### Task directions
Go through the listing below and show each line that has the word "content".

### Supplied records
· · · ·

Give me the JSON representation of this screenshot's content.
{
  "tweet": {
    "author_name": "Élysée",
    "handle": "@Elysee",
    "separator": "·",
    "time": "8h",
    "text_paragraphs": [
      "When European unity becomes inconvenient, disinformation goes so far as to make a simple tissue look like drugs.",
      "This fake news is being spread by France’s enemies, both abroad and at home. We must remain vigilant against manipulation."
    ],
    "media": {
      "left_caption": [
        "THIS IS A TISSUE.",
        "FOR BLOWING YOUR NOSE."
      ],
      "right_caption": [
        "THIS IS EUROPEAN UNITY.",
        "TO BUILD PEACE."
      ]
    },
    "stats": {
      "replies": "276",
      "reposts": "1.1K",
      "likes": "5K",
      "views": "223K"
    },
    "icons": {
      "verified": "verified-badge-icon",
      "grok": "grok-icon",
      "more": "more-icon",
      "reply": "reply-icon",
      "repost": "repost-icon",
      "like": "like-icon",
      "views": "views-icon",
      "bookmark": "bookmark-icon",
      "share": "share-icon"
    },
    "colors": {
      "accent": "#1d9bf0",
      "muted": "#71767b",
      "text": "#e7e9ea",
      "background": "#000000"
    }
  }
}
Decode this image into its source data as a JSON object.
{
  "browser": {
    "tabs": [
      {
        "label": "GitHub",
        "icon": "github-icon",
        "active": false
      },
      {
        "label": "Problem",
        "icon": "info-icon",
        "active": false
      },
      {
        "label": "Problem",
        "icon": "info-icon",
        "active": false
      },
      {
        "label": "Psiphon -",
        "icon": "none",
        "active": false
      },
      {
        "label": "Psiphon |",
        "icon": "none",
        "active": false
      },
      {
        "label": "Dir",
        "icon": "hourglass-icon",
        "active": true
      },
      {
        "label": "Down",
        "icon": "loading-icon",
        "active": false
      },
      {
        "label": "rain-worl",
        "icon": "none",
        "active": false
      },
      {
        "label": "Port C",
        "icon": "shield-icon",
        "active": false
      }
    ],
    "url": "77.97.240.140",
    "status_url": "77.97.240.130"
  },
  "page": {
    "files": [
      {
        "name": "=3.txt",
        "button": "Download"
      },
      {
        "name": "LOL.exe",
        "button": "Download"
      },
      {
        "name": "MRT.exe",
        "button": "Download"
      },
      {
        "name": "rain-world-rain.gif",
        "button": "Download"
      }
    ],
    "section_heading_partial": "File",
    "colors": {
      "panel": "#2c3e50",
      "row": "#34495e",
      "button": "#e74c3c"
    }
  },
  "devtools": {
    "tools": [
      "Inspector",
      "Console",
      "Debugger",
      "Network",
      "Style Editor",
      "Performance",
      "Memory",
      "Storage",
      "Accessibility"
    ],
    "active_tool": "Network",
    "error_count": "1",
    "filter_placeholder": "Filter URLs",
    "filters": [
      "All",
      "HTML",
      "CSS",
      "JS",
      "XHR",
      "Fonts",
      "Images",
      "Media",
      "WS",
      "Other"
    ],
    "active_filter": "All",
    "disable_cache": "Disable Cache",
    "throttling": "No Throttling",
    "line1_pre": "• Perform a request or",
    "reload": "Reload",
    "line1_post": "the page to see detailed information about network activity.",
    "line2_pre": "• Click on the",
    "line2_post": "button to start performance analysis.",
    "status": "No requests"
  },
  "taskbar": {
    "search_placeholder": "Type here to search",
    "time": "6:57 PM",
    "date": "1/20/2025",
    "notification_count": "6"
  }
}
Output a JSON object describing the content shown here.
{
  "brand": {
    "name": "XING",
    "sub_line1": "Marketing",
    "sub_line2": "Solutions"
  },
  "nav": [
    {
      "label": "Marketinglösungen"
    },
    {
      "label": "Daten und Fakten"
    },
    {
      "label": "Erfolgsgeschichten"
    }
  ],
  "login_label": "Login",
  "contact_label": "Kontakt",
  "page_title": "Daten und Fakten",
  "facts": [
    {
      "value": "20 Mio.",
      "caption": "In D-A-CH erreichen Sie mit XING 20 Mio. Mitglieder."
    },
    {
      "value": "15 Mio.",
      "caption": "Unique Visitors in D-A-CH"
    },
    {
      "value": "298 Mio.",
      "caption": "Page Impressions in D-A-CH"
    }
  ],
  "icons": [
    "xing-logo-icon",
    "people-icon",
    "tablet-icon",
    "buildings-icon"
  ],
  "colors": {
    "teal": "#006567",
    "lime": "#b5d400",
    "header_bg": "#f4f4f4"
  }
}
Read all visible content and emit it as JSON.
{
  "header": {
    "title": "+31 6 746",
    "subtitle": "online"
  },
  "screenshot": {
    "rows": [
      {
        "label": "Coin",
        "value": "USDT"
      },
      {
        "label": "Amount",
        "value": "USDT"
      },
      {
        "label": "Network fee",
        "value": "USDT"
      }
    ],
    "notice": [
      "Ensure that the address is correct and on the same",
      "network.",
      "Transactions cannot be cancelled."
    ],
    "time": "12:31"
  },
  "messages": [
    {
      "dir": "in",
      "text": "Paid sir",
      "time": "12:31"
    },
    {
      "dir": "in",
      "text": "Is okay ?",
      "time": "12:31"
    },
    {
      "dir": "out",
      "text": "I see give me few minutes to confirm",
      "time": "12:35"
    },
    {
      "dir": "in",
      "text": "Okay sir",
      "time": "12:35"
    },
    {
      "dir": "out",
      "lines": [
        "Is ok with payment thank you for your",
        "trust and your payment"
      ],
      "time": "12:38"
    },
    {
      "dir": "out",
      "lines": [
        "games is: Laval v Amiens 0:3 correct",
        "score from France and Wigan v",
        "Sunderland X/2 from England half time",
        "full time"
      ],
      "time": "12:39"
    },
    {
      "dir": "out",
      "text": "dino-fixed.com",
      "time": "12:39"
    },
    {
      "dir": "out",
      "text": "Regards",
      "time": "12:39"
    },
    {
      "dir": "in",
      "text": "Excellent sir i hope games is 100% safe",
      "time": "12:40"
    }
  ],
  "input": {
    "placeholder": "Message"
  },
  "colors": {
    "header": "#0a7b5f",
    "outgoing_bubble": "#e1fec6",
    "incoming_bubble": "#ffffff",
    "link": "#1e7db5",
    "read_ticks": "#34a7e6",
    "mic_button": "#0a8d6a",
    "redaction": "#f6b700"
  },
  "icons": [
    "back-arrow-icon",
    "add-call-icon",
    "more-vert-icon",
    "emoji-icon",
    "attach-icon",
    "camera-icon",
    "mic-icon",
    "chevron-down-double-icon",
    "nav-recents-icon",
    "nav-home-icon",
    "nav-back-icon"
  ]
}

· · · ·

### Answer box
Give me the JSON representation of this screenshot's content.
Output a JSON object describing the content shown here.
Read all visible content and emit it as JSON.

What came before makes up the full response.